It doesn’t take much ambition to rip off the story from one hit film. The real ambition lies in swiping key concepts from multiple movies at once. This is the course of action that Jaws Of Satan follows – and while the results fall into bad movie territory, the weirdness of how its purloined concepts collide gives it a certain fascination for fans of genre trainwrecks.
Jaws Of Satan takes place in a little southern town where the big excitement is the upcoming opening of a dog racetrack. However, the impending bliss is threatened by a series of mysterious attacks by an intensely venomous snake. Local doctor Maggie Sheridan (Gretchen Corbett) is the first to grasp what is happening, aided by herpetologist Dr. Hendricks (Jon Korkes), but the town politicians try to hush them up. However, the ultimate key to stopping these attacks lies in the efforts of Father Tom Farrow (Fritz Weaver), who discovers that this snake might be the manifestation of an ancient evil tied to the town’s shady history.
As the above synopsis hints, Jaws Of Satan is not content to be a mere snake-on-the-loose flick. It throws in a town conspiracy angle that comes directly from Jaws and really swings for the fences when it incorporates a supernatural evil angle that evokes The Exorcist. Gerry Holland’s script stitches these elements together in an awkward way likely to inspire more laughs than chills. A great example of the eccentric storytelling is a bit where Sheridan finds herself trapped on a bed by a snake and calls Hendricks for help. The problem is he is across town so the scene involves the snake waiting patiently for several minutes while he races across town to rescue her.
Jaws Of Satan also has flat direction from t.v. vet Bob Claver that emphasizes the story’s eccentric nature and unintentional humor by refusing to acknowledge what a weird mishmash it is. His humdrum direction tends to turn the snake attack scenes into self-parodies: a scene where a comic-relief cop hunts for a snake in a deserted store plays like an outtake from The Dukes Of Hazzard and a brief scene where the snake turns up at the local lovers’ lane ends in a way that will inspire a burst of laughter rather than a shiver. The booming, melodramatic score by Roger Kellaway in these moments painfully accentuates the lack of genuine horror.

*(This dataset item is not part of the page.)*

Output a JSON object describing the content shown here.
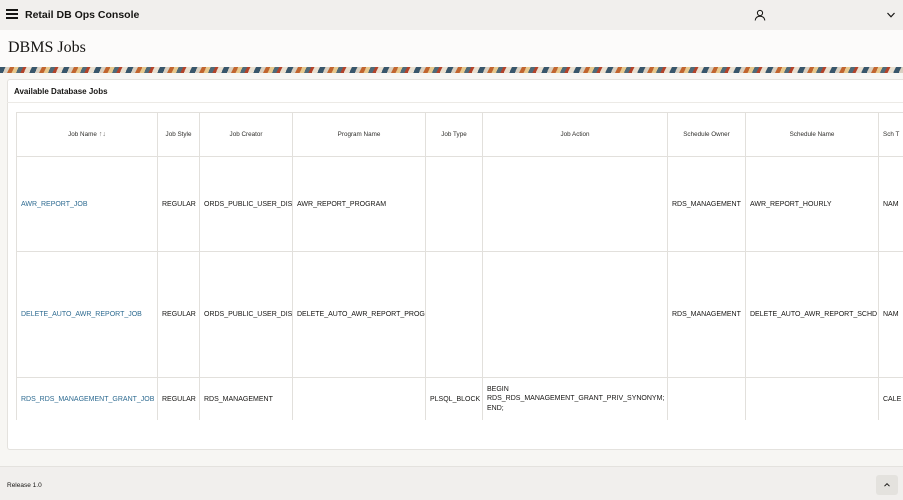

In fairness, the film does have a few solid elements: Weaver gives a likeably, surprisingly funny performance as the self-doubting priest and cinematographer Dean Cundey provides some well-lit, occasionally atmospheric camera setups when he isn’t being hampered by the direction. There’s also the novelty of seeing an elementary-school age Christina Applegate in her first film, fending off a snake in one of the better attack scenes. That said, Jaws Of Satan is more notable for its eccentricities and accidental humor content than anything else, making it perfect late-night fodder for the bad movie aficionados.
Blu-Ray Notes: Jaws Of Satan recently made its high-def debut on a double feature disc from Scream Factory, paired with Empire Of The Ants. The transfer looks nice, with good colors and a strong level of detail. The stereo audio is presented in DTS and offers a clear mix free of distortion. Extras for this film are limited to a trailer under the alternate title King Cobra but the addition of Empire Of The Ants and a few extras for that title make this disc a good deal for revenge-of-nature film fans.